CARA, Albany’s downtown urban renewal program, this week is beginning to see tangible results from two of the biggest projects it has supported with financial aid. It also faces the tough call of whether to extend and perhaps even forgive a $200,000 loan whose terms call for it to be repaid now.
First, the tangible results: Contractors are making swift progress on putting in streets and what appear to be concrete alleys or paths in the first phase of Edgewater Village, the riverside development that plans to build the first five of 60 houses on the Willamette River this fall. CARA has spent $2.4 million on the project. Full development will take several years — the CARA board recently extended all the deadlines by a few months — and once the 60 houses are built and sold for an average $225,000 each, arithmetic says the project will add $13.5 million to the taxable value of downtown.
Also this week, on Monday, Innovative Housing Inc. of Portland and city officials had a little ceremony to start construction of Woodland Square, the 54-unit apartment complex taking the place of the dilapidated trailer park of the same name at Pine Street and Second Avenue. The next day, the sign of progress was that Greenberry Construction’s trailer was parked on Pine. CARA contributed about $850,000 toward what is expected to be a $10 million project. Other financing comes from state tax credits and private sources.
One of the side benefits of Woodland Square is that the project will also clean up the jungle-like banks of Periwinkle Creek on the parcel’s eastern edge and build a public path there.
As for the tough call, the CARA board has been asked to modify a $200,000 forgivable loan it agreed in 2009 to provide in order to make sure a restaurant opens on the ground floor or the renovated J.C. Penney Building. (CARA also gave the $5.4 million renovation project $542,500.) Owner Rick Mikesell says he spent more than the loan amount to outfit the space for a restaurant but has been unable to find someone who wants to open one there. He’s asking for another two years to land a restaurant. If he can’t find one, he’d like the loan to be forgiven anyway and he’ll find someone to lease the space for some other purpose.
On the one hand, there’s the contract and the $200,000 that CARA would like back. On the other, the money has been spent the way CARA wanted, except that the demand for a restaurant (with at least 200 seats and open for lunch and dinner at least five days a week) proved unrealistic. There’s already a surplus of restaurants downtown. The space that used to be Wyatt’s is empty and for lease. A few blocks away, the Wheelhouse too has been unable to fill its ground floor with a restaurant as CARA had hoped.
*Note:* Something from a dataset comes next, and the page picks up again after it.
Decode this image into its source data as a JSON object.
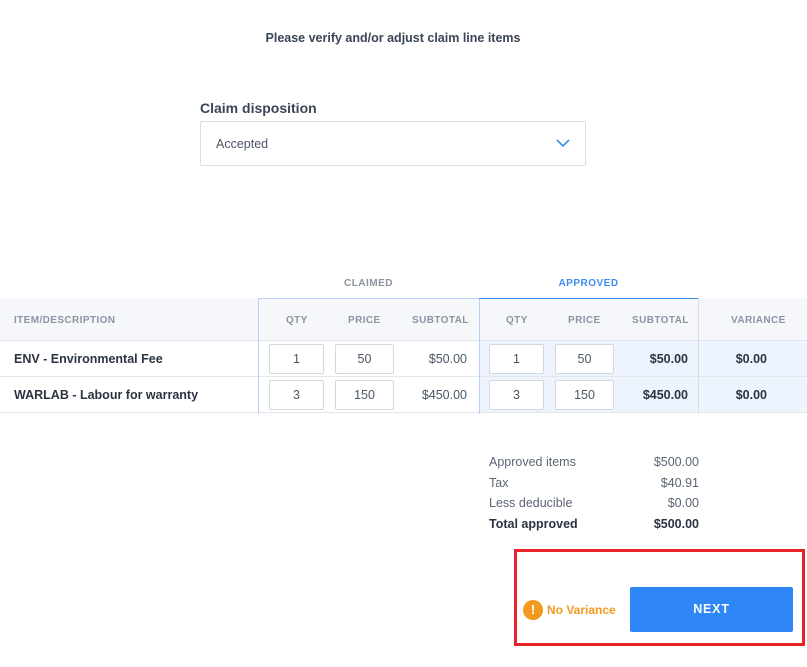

The CARA board meets this afternoon (June 18, 5:15 at City Hall). Under the circumstances, it would not be unreasonable — at least to me — for the board to admit that its desire for a restaurant was not realistic and to let the Penney Building rent the space for other uses. As for the money, that’s been spent to try to fulfill CARA’s wish, and it seems unreasonable to insist that the owner give it back. (hh)